What you have to do: The lines below may contain the word "Температура". Please count those that do and give the number alone.

Items from a dataset

□ □ □ □

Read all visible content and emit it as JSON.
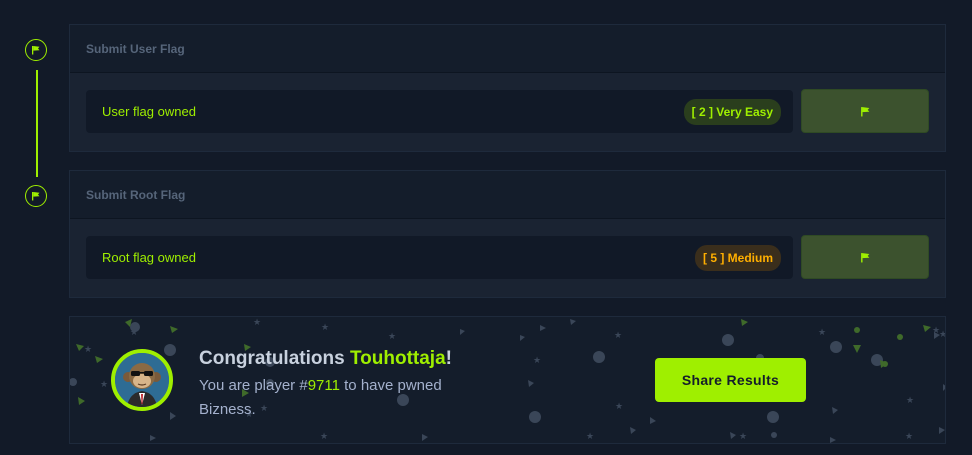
{
  "user_flag": {
    "header": "Submit User Flag",
    "status": "User flag owned",
    "difficulty": "[ 2 ] Very Easy"
  },
  "root_flag": {
    "header": "Submit Root Flag",
    "status": "Root flag owned",
    "difficulty": "[ 5 ] Medium"
  },
  "congrats": {
    "title_prefix": "Congratulations ",
    "player_name": "Touhottaja",
    "title_suffix": "!",
    "line_prefix": "You are player #",
    "player_number": "9711",
    "line_suffix": " to have pwned Bizness.",
    "share_label": "Share Results"
  },
  "colors": {
    "accent": "#9fef00",
    "medium": "#ffaf00",
    "background": "#121a28"
  },
  "icons": {
    "step": "flag-icon",
    "submit": "flag-icon"
  }
}
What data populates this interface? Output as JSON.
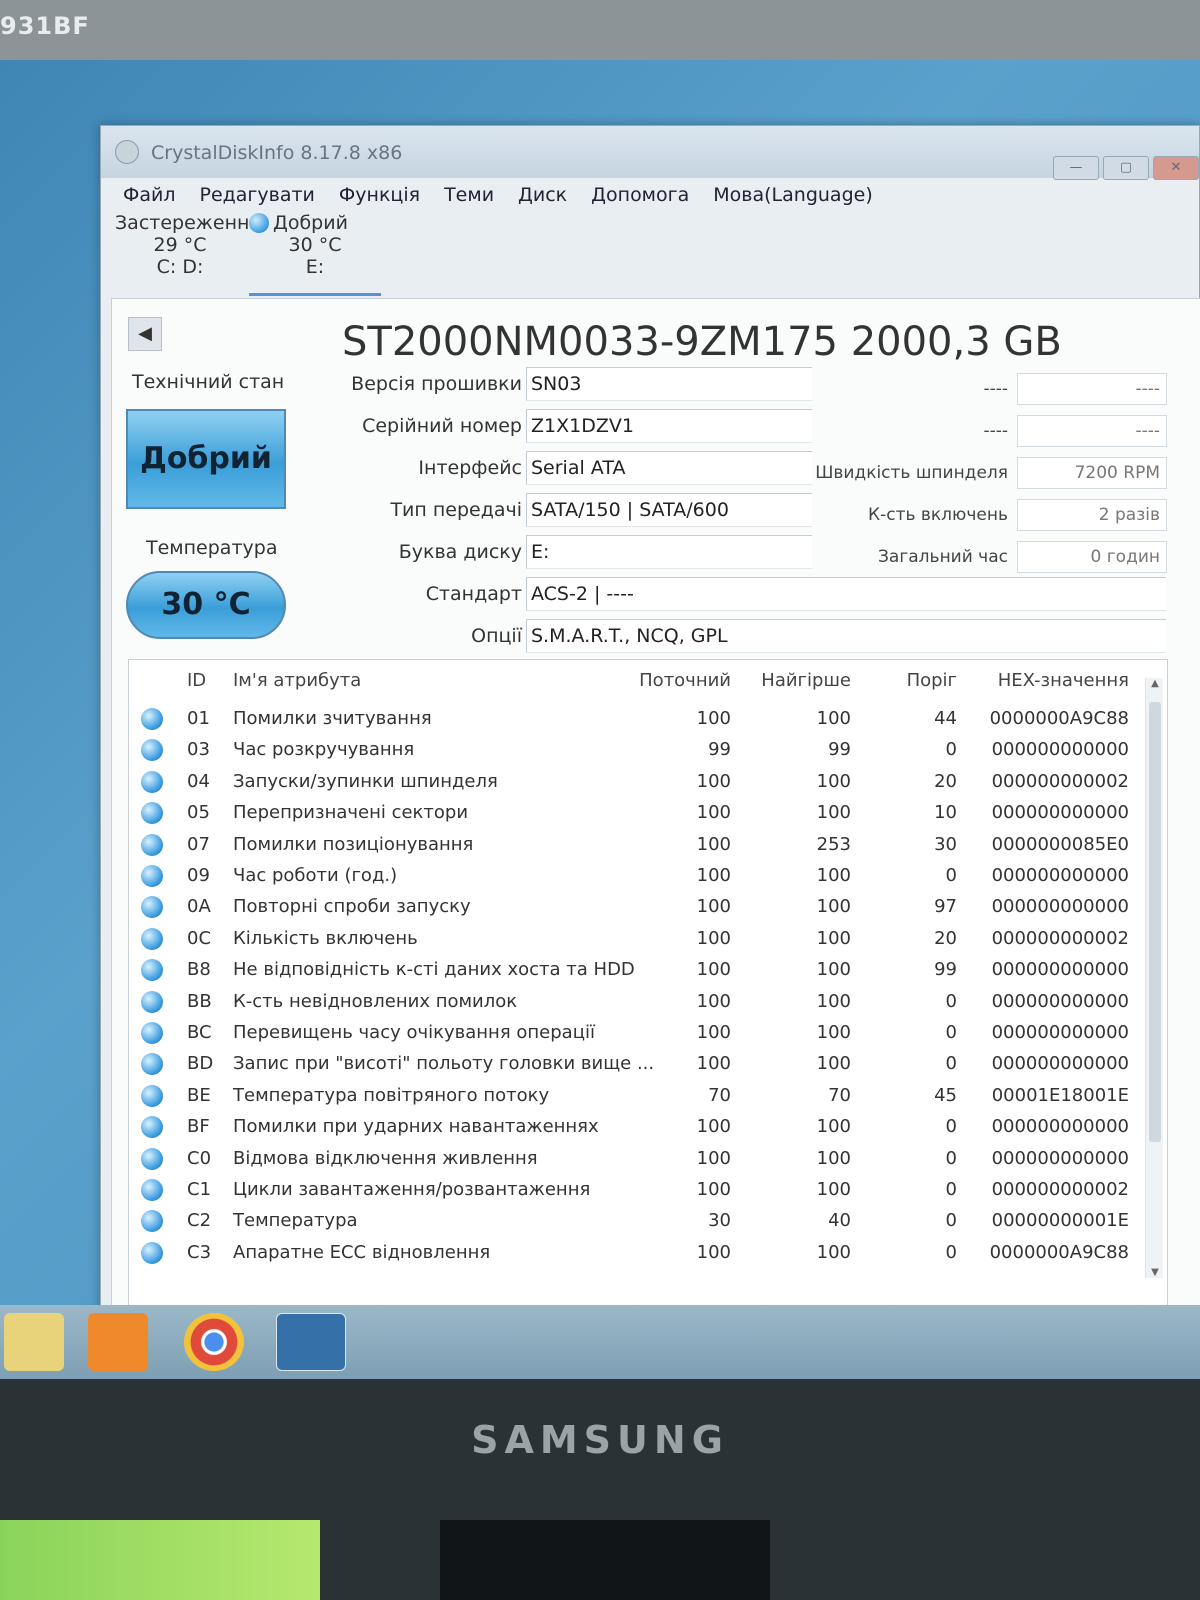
{
  "bezel": {
    "edge_text": "931BF"
  },
  "window": {
    "title": "CrystalDiskInfo 8.17.8 x86",
    "buttons": {
      "minimize": "—",
      "maximize": "▢",
      "close": "✕"
    }
  },
  "menu": [
    "Файл",
    "Редагувати",
    "Функція",
    "Теми",
    "Диск",
    "Допомога",
    "Мова(Language)"
  ],
  "disk_tabs": [
    {
      "status": "Застереження",
      "temp": "29 °C",
      "letters": "C: D:",
      "color": "yellow"
    },
    {
      "status": "Добрий",
      "temp": "30 °C",
      "letters": "E:",
      "color": "blue"
    }
  ],
  "disk": {
    "title": "ST2000NM0033-9ZM175 2000,3 GB",
    "health_label": "Технічний стан",
    "health_value": "Добрий",
    "temp_label": "Температура",
    "temp_value": "30 °C",
    "prev_arrow": "◀"
  },
  "fields": [
    {
      "label": "Версія прошивки",
      "value": "SN03"
    },
    {
      "label": "Серійний номер",
      "value": "Z1X1DZV1"
    },
    {
      "label": "Інтерфейс",
      "value": "Serial ATA"
    },
    {
      "label": "Тип передачі",
      "value": "SATA/150 | SATA/600"
    },
    {
      "label": "Буква диску",
      "value": "E:"
    },
    {
      "label": "Стандарт",
      "value": "ACS-2 | ----"
    },
    {
      "label": "Опції",
      "value": "S.M.A.R.T., NCQ, GPL"
    }
  ],
  "right_fields": [
    {
      "label": "----",
      "value": "----"
    },
    {
      "label": "----",
      "value": "----"
    },
    {
      "label": "Швидкість шпинделя",
      "value": "7200 RPM"
    },
    {
      "label": "К-сть включень",
      "value": "2 разів"
    },
    {
      "label": "Загальний час",
      "value": "0 годин"
    }
  ],
  "smart": {
    "headers": {
      "id": "ID",
      "name": "Ім'я атрибута",
      "current": "Поточний",
      "worst": "Найгірше",
      "threshold": "Поріг",
      "raw": "HEX-значення"
    },
    "rows": [
      {
        "id": "01",
        "name": "Помилки зчитування",
        "current": "100",
        "worst": "100",
        "threshold": "44",
        "raw": "0000000A9C88"
      },
      {
        "id": "03",
        "name": "Час розкручування",
        "current": "99",
        "worst": "99",
        "threshold": "0",
        "raw": "000000000000"
      },
      {
        "id": "04",
        "name": "Запуски/зупинки шпинделя",
        "current": "100",
        "worst": "100",
        "threshold": "20",
        "raw": "000000000002"
      },
      {
        "id": "05",
        "name": "Перепризначені сектори",
        "current": "100",
        "worst": "100",
        "threshold": "10",
        "raw": "000000000000"
      },
      {
        "id": "07",
        "name": "Помилки позиціонування",
        "current": "100",
        "worst": "253",
        "threshold": "30",
        "raw": "0000000085E0"
      },
      {
        "id": "09",
        "name": "Час роботи (год.)",
        "current": "100",
        "worst": "100",
        "threshold": "0",
        "raw": "000000000000"
      },
      {
        "id": "0A",
        "name": "Повторні спроби запуску",
        "current": "100",
        "worst": "100",
        "threshold": "97",
        "raw": "000000000000"
      },
      {
        "id": "0C",
        "name": "Кількість включень",
        "current": "100",
        "worst": "100",
        "threshold": "20",
        "raw": "000000000002"
      },
      {
        "id": "B8",
        "name": "Не відповідність к-сті даних хоста та HDD",
        "current": "100",
        "worst": "100",
        "threshold": "99",
        "raw": "000000000000"
      },
      {
        "id": "BB",
        "name": "К-сть невідновлених помилок",
        "current": "100",
        "worst": "100",
        "threshold": "0",
        "raw": "000000000000"
      },
      {
        "id": "BC",
        "name": "Перевищень часу очікування операції",
        "current": "100",
        "worst": "100",
        "threshold": "0",
        "raw": "000000000000"
      },
      {
        "id": "BD",
        "name": "Запис при \"висоті\" польоту головки вище ...",
        "current": "100",
        "worst": "100",
        "threshold": "0",
        "raw": "000000000000"
      },
      {
        "id": "BE",
        "name": "Температура повітряного потоку",
        "current": "70",
        "worst": "70",
        "threshold": "45",
        "raw": "00001E18001E"
      },
      {
        "id": "BF",
        "name": "Помилки при ударних навантаженнях",
        "current": "100",
        "worst": "100",
        "threshold": "0",
        "raw": "000000000000"
      },
      {
        "id": "C0",
        "name": "Відмова відключення живлення",
        "current": "100",
        "worst": "100",
        "threshold": "0",
        "raw": "000000000000"
      },
      {
        "id": "C1",
        "name": "Цикли завантаження/розвантаження",
        "current": "100",
        "worst": "100",
        "threshold": "0",
        "raw": "000000000002"
      },
      {
        "id": "C2",
        "name": "Температура",
        "current": "30",
        "worst": "40",
        "threshold": "0",
        "raw": "00000000001E"
      },
      {
        "id": "C3",
        "name": "Апаратне ECC відновлення",
        "current": "100",
        "worst": "100",
        "threshold": "0",
        "raw": "0000000A9C88"
      }
    ]
  },
  "taskbar": {
    "icons": [
      "folder-icon",
      "media-player-icon",
      "chrome-icon",
      "crystaldiskinfo-icon"
    ]
  },
  "monitor": {
    "brand": "SAMSUNG"
  },
  "colors": {
    "status_good": "#3a9be0",
    "status_warning": "#e0b820",
    "window_bg": "#e9eef2"
  }
}
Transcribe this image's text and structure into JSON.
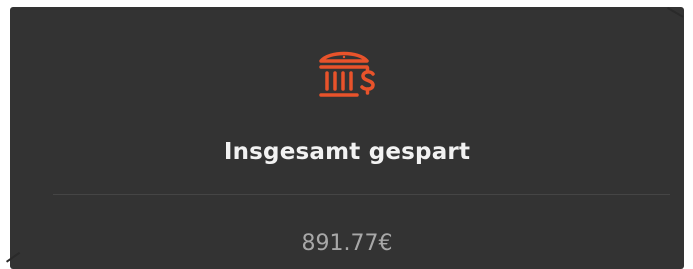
{
  "card": {
    "title": "Insgesamt gespart",
    "value": "891.77€",
    "icon": "bank-dollar-icon"
  },
  "colors": {
    "card_background": "#333333",
    "accent": "#e8532b",
    "title_text": "#f2f2f2",
    "value_text": "#a8a8a8"
  }
}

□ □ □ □

Exercise answer: 3